Traditional radio producers are also on the lookout for topical material and experts ready to speak on it. I was first contacted by one such journalist after my university put out a news release about a conference I was helping to organize. I kept that journalist’s contact details and sent her subsequent news releases directly, which resulted in another radio feature about my work. Once you realize that producers need material, you see that sharing your work with them can benefit you both.
An even better win-win situation is to offer to speak with your colleagues’ students about your scholarship. That can be particularly useful if they happen to be assigning one of your articles or book chapters anyway: Getting to talk to the author is exciting for students and takes less preparation from you than a regular lecture would. I did that several times before the Covid-19 pandemic, usually with Skype and a classroom setup, but the (otherwise difficult) turn to online teaching makes such guest lectures even easier and more appealing. It’s a cheap and eco-friendly way to share your research, and brings with it a joyful sense of community.
Perhaps the most obvious place to spread the word is on social media. You may have (understandable) reservations about aggravating your contacts with incessant book promotion on Twitter, Instagram, or Facebook, but one or two posts probably won’t push their limit. If your publisher makes a chapter open-access, then the link will interest many. Do your social-media promotion in the spirit of scholarly generosity, and it will be less irritating to friends and colleagues.
If you make a habit of reading, sharing, reviewing, and celebrating your colleagues’ work, too, they will not mind when you shine the light on your own publications. (Of course, it’s best to start appreciating others’ books well before your own comes out.)
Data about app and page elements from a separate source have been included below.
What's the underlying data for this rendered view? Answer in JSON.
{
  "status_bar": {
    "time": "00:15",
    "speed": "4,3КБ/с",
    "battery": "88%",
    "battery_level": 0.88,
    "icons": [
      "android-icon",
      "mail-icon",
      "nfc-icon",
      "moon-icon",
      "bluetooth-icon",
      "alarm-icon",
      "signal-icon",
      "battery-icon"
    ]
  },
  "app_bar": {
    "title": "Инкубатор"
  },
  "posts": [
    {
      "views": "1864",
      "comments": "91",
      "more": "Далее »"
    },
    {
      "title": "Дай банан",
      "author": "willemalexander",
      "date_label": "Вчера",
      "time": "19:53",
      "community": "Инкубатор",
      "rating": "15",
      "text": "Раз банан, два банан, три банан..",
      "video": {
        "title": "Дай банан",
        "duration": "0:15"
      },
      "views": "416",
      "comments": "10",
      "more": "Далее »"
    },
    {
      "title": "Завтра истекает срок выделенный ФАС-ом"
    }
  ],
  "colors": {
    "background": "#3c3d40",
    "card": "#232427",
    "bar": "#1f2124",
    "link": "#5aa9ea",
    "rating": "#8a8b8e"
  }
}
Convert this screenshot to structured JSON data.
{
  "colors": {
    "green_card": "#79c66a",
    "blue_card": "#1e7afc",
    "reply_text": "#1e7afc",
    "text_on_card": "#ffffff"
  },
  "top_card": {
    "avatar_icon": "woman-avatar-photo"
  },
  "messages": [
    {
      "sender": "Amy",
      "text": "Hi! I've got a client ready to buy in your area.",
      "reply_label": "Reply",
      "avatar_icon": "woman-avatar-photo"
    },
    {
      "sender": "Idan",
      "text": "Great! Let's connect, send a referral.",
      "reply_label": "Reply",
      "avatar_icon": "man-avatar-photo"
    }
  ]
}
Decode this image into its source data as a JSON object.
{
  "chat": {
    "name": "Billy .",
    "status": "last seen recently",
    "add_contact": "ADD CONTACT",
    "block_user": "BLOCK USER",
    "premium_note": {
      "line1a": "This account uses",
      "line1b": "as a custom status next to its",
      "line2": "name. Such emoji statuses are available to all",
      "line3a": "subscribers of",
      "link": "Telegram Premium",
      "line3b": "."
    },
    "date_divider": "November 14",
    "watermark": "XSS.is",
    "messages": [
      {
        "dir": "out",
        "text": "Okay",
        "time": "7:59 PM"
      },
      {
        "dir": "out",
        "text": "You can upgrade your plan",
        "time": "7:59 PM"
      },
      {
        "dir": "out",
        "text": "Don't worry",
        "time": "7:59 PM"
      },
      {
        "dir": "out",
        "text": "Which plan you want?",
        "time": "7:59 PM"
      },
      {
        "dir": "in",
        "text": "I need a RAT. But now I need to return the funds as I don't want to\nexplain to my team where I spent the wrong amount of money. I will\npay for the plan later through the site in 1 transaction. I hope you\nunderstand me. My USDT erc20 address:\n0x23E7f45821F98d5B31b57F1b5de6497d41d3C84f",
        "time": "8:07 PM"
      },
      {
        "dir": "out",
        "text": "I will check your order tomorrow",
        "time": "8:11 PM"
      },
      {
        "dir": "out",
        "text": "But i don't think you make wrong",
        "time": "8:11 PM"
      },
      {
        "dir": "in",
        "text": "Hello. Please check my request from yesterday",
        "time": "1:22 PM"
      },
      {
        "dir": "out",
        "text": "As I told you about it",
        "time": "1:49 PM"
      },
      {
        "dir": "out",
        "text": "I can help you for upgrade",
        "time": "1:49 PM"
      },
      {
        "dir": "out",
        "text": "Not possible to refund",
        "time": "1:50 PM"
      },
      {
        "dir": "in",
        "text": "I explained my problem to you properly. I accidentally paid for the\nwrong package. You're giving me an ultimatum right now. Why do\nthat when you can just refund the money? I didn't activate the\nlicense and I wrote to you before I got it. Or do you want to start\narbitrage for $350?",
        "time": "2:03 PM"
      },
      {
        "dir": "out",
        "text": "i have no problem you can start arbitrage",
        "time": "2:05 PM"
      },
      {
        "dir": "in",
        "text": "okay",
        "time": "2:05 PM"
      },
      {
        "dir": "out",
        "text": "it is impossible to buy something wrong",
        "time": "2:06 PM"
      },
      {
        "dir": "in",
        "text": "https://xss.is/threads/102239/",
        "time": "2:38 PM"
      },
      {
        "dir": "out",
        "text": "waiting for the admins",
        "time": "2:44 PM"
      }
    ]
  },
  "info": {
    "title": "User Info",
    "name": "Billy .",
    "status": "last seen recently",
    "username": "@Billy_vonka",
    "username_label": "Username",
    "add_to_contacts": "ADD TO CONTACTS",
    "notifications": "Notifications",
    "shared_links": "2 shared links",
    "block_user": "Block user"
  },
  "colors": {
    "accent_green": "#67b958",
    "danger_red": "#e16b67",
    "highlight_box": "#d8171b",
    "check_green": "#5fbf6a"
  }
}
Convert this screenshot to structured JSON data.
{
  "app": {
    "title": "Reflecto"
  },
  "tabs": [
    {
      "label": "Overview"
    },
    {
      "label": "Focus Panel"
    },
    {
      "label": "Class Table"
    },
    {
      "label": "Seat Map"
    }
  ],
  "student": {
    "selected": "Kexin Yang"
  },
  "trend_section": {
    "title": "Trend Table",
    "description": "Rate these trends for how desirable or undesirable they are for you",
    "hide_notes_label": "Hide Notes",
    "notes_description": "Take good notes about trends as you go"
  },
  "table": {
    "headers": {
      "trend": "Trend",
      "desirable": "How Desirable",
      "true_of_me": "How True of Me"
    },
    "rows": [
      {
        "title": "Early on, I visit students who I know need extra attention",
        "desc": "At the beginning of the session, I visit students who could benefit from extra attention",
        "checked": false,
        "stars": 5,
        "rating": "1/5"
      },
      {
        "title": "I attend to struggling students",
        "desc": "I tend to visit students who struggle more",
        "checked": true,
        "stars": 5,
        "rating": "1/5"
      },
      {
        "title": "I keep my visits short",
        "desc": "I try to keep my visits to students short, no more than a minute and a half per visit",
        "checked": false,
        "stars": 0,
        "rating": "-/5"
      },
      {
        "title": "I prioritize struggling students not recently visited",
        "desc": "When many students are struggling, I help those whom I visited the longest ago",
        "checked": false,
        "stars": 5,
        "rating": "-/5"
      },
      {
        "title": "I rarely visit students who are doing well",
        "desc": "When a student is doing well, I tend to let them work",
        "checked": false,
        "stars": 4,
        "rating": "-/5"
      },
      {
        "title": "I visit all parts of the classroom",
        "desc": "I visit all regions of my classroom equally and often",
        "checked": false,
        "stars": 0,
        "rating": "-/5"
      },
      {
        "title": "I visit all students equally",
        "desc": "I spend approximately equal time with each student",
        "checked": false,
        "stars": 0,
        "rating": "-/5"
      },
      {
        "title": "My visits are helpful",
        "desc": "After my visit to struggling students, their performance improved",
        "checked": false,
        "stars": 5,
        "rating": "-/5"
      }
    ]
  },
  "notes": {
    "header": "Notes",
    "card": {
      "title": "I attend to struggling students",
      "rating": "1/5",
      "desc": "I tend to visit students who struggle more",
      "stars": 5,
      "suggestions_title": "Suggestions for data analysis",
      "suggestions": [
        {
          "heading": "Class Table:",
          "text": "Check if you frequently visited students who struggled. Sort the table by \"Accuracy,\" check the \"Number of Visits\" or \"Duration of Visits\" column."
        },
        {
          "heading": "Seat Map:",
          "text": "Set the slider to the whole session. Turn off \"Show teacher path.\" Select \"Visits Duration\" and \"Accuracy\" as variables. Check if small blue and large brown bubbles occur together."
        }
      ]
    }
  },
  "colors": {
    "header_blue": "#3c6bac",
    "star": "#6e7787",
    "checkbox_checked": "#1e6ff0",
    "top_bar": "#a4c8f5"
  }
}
Really, the sky’s the limit if you want to be creative in marketing your book on social media. Jonathan Senchyne, an associate professor of book history and print culture at the University of Wisconsin at Madison, advises making a Twitter header with a picture of your book (you can do this free on Canva.com) and pinning a link to your book page on your Twitter profile. “For our edited collection,” he adds, “I did a promotion through Twitter where I sent anyone who ordered the book, or asked their library to order a copy, a print of the cover. Now that’s not an option for everyone, but perhaps you draw, or cross-stitch, or play guitar and sing, and can do something quick and personalized for anyone who orders.”
Finally, a tried-and-true strategy is to turn to your network. In recent years I have often received direct emails from scholars with whom I’ve collaborated at some point, letting me know about the publication of their new book. I am happy to hear from them, and having the information in an email makes it easy to forward to my librarian for purchasing. Kim Yates, associate director of the Jackman Humanities Institute at the University of Toronto, also has a simple but powerful tip: “Ask friends who have large follow lists to share it, one each day.”
This is a long list of suggestions, but the good news is that you do not have to do everything on it. Pick strategies that you feel comfortable with and that feel authentic, even fun. The window for marketing academic books is longer than for trade books, so you can space out your efforts over several years. You may find that some of these skills come in handy in other situations, too, or are intrinsically rewarding.
I wish you the best of luck with marketing your book. Drop me a line when it comes out.
Irina Dumitrescu is a professor of English and medieval studies at the University of Bonn. She is on Twitter @irinibus.